“Before” is largely in reference to the chapter of her life that ended when Serena says she was crippled by severe clinical depression for two years – shortly after her last studio album and hectic tour schedule. “It’s an [illness] a lot of people suffer from but also something people don’t talk about, so I never talked about it. You can only get to a certain point like that, and I just kind of imploded.”

Serena felt she was done with music at the lowest point in her life. But after many a doctor’s visit and treatment, it was writing her first song in years that made her start to feel whole again. “I got that magic feeling inside of my belly like, ‘Oh, my god.

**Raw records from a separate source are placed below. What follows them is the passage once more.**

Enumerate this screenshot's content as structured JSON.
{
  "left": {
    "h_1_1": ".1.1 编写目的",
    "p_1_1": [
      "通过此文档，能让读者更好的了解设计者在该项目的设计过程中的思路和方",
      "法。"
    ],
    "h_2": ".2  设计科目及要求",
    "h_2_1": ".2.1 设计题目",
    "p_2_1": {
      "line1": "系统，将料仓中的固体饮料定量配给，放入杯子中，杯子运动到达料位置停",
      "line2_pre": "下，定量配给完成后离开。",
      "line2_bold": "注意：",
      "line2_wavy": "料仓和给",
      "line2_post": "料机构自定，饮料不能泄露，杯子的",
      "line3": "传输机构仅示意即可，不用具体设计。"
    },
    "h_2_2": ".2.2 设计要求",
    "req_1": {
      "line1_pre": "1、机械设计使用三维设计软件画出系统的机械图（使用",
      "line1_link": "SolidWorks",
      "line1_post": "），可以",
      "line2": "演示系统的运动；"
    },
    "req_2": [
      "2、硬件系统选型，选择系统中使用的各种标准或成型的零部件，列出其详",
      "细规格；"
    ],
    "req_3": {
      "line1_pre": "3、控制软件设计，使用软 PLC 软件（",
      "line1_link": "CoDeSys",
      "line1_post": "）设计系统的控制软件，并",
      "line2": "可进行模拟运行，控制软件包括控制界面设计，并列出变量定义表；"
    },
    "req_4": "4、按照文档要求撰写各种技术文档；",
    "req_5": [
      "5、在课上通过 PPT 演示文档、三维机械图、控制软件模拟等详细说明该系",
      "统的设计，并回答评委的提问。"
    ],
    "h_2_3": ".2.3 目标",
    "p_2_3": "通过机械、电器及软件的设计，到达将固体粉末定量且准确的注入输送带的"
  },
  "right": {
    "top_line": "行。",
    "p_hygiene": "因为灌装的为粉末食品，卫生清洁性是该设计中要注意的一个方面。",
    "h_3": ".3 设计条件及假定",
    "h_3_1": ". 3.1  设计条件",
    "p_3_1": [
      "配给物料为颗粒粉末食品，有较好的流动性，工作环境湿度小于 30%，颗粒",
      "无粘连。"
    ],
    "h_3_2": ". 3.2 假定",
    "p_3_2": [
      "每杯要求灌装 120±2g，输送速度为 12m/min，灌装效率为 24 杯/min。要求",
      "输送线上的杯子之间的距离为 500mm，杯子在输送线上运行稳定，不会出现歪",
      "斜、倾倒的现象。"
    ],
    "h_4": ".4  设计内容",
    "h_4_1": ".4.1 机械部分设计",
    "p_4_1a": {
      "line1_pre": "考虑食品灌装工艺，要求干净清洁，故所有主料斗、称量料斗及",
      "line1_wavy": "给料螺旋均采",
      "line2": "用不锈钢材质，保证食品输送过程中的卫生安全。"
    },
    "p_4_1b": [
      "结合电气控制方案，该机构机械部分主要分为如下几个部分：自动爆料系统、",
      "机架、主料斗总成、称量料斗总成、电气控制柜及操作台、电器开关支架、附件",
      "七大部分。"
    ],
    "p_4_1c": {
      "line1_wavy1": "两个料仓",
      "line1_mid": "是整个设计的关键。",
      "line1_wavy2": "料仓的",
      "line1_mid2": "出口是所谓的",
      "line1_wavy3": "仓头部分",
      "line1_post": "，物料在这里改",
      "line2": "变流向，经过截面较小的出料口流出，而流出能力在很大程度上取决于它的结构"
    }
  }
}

I feel so amazing,’” Serena said. “It’s just this thing that comes over you that can change your whole day or life. ” That sentiment is echoed in her mid-tempo track “Mary Go Round” about music aiding her recovery.

Ultimately, Serena wrote around 65 songs for Harmony in a home studio where she also learned to geek out on the drums, piano, harmonica and production editing software to expand her repertoire of guitar playing. “In my getting better and seeing the light again, I realized I really want to play around with all the different styles of music that I love singing and performing,” she said. “I don’t just want to sing one kind of folk-rock song anymore.”